By Pam Martens: August 7, 2012
(Part One. Part Two will run tomorrow.)
When the U.S. taxpayer bailed out Citigroup and its two billionaire shareholders (Saudi Prince Alwaleed bin Talal and Sandy Weill, the company’s former Chairman and CEO), the public was unaware of just how financially corrupted the firm had become. We have those perpetually invisible hands of lawyers at the SEC and Citigroup to thank for that.
In this December 14, 2007 letter, Gary Crittenden, CFO of Citigroup at the time, responds to questions of serious financial irregularities posed by Kevin Vaughn, Branch Chief at the time of the SEC. Pages 22 through 32 of this correspondence have been completely redacted. They are still redacted after the U.S. taxpayer pumped $45 billion into the firm, over $300 billion in loan guarantees, and over $2 trillion in absurdly low cost loans from the Federal Reserve Bank of New York, where Sandy Weill sat on its Board of Directors from January 2001 through December 2006.
One question that is not redacted, just the answer from Citigroup, was whether the firm had changed how it was valuing its assets. We still don’t know the answer to that pivotal question almost five years later.
On July 29, 2010, over two and one half years after Vaughn’s questions were posed, after almost $2.5 trillion had been pumped into Citigroup to prop it up, we finally learned what had been on Mr. Vaughn’s mind in December of 2007. Citigroup had lied about its subprime mortgage loan exposure by $39 billion, not just verbally to investors, but in the financial statements it filed with the SEC. While financial fraud of this magnitude would typically be worthy of jail time, the SEC delivered minor slaps on the wrists to just two individuals. Gary Crittenden, the CFO paid $100,000; Arthur Tildesley, the head of Investor Relations, paid $80,000. Citigroup paid the pittance of $75 million. (Remember, when the Controller of New York State took on Citigroup over its fraudulent research practices, it settled for $2.65 billion.)

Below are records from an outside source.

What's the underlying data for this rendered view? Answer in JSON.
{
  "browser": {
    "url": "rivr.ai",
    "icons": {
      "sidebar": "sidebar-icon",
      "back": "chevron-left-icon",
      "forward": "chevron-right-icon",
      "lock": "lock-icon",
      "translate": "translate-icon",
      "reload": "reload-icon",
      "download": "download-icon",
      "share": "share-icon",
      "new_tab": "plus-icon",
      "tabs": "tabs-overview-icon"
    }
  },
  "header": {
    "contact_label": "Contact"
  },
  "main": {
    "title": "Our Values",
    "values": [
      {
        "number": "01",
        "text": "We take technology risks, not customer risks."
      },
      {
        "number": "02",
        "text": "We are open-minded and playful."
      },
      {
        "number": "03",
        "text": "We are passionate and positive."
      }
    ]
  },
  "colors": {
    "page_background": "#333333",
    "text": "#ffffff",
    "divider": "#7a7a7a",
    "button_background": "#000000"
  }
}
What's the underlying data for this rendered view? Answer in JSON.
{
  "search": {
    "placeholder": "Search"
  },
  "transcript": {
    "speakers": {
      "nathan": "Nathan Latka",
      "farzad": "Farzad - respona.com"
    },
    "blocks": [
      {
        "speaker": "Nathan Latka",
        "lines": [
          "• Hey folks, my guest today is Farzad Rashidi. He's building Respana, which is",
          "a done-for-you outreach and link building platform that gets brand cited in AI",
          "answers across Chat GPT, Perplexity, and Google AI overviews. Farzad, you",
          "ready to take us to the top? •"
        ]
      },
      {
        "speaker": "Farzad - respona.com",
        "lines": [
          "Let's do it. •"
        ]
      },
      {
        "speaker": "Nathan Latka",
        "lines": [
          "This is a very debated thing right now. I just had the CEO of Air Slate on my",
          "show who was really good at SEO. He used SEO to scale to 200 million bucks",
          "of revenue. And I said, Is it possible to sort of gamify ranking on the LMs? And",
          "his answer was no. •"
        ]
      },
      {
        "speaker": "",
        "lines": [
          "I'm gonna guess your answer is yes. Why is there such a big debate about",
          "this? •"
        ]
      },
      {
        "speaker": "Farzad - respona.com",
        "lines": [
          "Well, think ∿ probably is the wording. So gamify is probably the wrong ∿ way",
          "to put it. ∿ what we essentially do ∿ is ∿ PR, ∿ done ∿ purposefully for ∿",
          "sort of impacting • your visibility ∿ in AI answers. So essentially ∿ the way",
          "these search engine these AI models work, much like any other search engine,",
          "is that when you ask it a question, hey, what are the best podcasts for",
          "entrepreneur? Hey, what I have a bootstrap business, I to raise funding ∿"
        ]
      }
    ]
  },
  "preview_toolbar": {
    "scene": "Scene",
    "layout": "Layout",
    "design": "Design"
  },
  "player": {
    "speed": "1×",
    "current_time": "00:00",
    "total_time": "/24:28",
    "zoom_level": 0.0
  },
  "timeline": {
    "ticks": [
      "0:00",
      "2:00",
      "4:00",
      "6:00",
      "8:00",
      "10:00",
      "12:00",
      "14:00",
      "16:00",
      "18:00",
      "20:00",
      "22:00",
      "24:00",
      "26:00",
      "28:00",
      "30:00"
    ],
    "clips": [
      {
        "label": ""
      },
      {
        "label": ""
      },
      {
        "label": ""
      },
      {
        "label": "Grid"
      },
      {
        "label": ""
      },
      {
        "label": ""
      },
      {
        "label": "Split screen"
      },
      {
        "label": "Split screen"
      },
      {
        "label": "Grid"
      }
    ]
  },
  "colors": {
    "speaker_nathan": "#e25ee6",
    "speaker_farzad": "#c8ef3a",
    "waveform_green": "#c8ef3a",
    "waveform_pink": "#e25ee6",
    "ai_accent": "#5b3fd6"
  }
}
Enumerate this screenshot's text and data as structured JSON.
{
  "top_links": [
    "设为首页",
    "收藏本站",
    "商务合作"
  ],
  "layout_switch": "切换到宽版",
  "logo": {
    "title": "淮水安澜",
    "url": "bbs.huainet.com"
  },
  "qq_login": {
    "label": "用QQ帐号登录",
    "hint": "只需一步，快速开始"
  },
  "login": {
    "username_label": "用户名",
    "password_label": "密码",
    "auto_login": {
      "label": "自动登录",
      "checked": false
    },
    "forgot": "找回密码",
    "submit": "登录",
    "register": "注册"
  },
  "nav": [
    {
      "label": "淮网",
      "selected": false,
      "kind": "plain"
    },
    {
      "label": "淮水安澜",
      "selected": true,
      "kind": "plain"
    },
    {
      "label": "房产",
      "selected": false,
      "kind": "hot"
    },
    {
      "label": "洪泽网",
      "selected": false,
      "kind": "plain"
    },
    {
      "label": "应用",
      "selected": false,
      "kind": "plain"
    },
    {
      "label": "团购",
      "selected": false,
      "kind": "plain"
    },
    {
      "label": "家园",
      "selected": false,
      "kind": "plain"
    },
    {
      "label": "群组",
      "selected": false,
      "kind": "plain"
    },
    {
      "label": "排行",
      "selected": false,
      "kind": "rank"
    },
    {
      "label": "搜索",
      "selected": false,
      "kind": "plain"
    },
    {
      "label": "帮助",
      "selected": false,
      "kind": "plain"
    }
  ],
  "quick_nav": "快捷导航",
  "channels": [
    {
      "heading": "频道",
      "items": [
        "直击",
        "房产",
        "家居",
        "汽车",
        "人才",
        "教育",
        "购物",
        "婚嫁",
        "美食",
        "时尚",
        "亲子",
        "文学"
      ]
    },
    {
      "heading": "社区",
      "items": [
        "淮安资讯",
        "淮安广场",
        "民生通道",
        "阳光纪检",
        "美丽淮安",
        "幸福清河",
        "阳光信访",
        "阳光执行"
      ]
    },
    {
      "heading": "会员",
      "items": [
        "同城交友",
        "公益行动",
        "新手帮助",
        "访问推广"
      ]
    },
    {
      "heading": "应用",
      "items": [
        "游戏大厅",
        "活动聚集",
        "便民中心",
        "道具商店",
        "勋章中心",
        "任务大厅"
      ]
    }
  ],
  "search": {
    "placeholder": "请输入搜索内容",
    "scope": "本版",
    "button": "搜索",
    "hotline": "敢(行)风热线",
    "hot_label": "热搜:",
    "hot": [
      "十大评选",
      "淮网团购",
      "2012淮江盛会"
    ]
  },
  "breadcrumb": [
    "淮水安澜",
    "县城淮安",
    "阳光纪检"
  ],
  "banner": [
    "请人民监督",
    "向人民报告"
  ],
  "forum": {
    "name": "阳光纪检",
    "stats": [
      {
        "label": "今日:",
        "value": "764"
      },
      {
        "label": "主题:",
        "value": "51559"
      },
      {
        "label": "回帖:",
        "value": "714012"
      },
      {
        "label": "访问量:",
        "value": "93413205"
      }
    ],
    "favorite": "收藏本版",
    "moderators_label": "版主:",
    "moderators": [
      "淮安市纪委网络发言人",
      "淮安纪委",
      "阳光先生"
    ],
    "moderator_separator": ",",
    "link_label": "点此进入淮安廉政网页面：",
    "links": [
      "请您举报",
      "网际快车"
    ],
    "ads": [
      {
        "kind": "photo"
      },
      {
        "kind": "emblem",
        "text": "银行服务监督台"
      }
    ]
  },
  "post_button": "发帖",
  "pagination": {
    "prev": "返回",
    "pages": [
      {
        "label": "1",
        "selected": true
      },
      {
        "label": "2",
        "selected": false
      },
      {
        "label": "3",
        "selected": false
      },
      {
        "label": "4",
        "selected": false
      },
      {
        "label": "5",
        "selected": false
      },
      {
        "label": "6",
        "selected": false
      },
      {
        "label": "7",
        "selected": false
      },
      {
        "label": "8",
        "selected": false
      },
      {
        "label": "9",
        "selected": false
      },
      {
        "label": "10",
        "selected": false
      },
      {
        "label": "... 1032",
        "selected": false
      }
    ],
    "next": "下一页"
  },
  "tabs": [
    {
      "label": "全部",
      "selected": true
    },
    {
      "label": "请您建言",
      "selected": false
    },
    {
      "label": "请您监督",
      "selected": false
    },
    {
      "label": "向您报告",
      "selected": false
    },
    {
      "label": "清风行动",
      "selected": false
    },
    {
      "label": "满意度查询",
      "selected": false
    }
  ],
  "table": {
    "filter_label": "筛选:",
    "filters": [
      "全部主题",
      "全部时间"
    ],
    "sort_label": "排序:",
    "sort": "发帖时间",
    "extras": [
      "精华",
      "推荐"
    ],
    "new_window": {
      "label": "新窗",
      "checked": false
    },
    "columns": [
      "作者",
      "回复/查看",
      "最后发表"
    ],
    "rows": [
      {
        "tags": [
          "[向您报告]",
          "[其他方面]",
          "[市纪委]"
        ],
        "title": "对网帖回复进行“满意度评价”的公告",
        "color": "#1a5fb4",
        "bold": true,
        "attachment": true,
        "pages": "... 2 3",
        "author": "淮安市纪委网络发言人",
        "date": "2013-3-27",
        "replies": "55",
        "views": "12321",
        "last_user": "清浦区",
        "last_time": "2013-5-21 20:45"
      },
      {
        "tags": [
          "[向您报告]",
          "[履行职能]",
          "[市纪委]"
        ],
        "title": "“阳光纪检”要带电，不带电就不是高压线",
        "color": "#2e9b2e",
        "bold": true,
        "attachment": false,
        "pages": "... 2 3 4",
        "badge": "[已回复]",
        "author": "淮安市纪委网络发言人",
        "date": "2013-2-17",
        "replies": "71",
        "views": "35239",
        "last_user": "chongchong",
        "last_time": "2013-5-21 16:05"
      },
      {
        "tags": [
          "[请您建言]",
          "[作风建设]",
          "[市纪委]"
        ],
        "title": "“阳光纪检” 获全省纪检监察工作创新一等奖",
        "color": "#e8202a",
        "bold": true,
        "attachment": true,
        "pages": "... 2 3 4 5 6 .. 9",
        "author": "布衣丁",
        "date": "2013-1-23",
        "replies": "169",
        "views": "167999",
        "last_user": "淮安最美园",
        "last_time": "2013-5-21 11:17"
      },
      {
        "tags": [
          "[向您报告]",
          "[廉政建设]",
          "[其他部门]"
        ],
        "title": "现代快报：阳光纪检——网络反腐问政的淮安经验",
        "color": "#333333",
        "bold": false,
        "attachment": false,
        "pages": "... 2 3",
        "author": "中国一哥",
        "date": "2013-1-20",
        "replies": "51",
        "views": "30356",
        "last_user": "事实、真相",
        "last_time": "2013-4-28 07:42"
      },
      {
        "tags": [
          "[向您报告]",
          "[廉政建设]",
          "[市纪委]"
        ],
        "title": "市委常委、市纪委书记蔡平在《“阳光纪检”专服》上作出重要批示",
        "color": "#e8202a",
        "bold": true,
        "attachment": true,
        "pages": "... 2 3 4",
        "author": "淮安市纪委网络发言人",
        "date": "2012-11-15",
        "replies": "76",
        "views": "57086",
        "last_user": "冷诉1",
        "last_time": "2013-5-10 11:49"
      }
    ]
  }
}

But then on September 27, 2011, we learn that there may have been a dirty fix involved with that deal. It’s now more than three years since the taxpayer bailed out Citigroup and we’re still looking at giant gaps of white space where facts should be. Even the Inspector General of the SEC, who is supposed to be the watchdog that shares with the American people what the SEC withholds or covers up, has redacted the guts of this report.
We do learn this much from the report. A whistleblower has come forward and told the SEC that:
“…just before the staff’s recommendation was presented to the Commission, Enforcement Director Robert Khuzami had a ‘secret conversation’ with his ‘good friend’ and former colleague, a prominent defense counsel representing Citigroup, during which Khuzami agreed to drop the contested fraud charges against the second individual. The complaint further alleged that the Enforcement staff were ‘forced to drop the fraud charges that were part of the settlement with the other individual,’ and that both individuals were also represented by Khuzami’s friends and former colleagues, creating the appearance that Khuzami’s decision was ‘made as a special favor to them and perhaps to protect a Wall Street firm for political reasons.’ The complaint also alleged that Khuzami’s decision had the effect of protecting Citigroup from private litigation, and that by not telling the staff about his secret conversation, Khuzami ‘directly violated recommendations by Inspector General Kotz in previous reports about how such special access and preferential treatment can cause serious appearance problems concerning fairness and integrity of decisions that are made by the Enforcement Division.’ ”
The report essentially whitewashes the claims against Khuzami, but does not remove the stench. We learn that if you’re Citigroup, you get to tell the SEC how cases will be settled. Citigroup’s lawyers, Larry Pedowitz of the law firm of Wachtell, Lipton, Rosen & Katz and Brad Karp of Paul, Weiss, Rifkind, Wharton & Garrison made a formal settlement offer in a letter to the SEC dated September 8, 2009. In the letter, Citigroup’s lawyers state:
“You have asked us to make a formal settlement offer. We are willing to settle on the basis of a Section 17(a) charge for the October 1 and 15 disclosures, with related Section 13 charges. We also will agree to pay a significant penalty.”
Tomorrow, we’ll look at who actually owns Citigroup and just how Royally screwed the public was as stockholders in the bailout.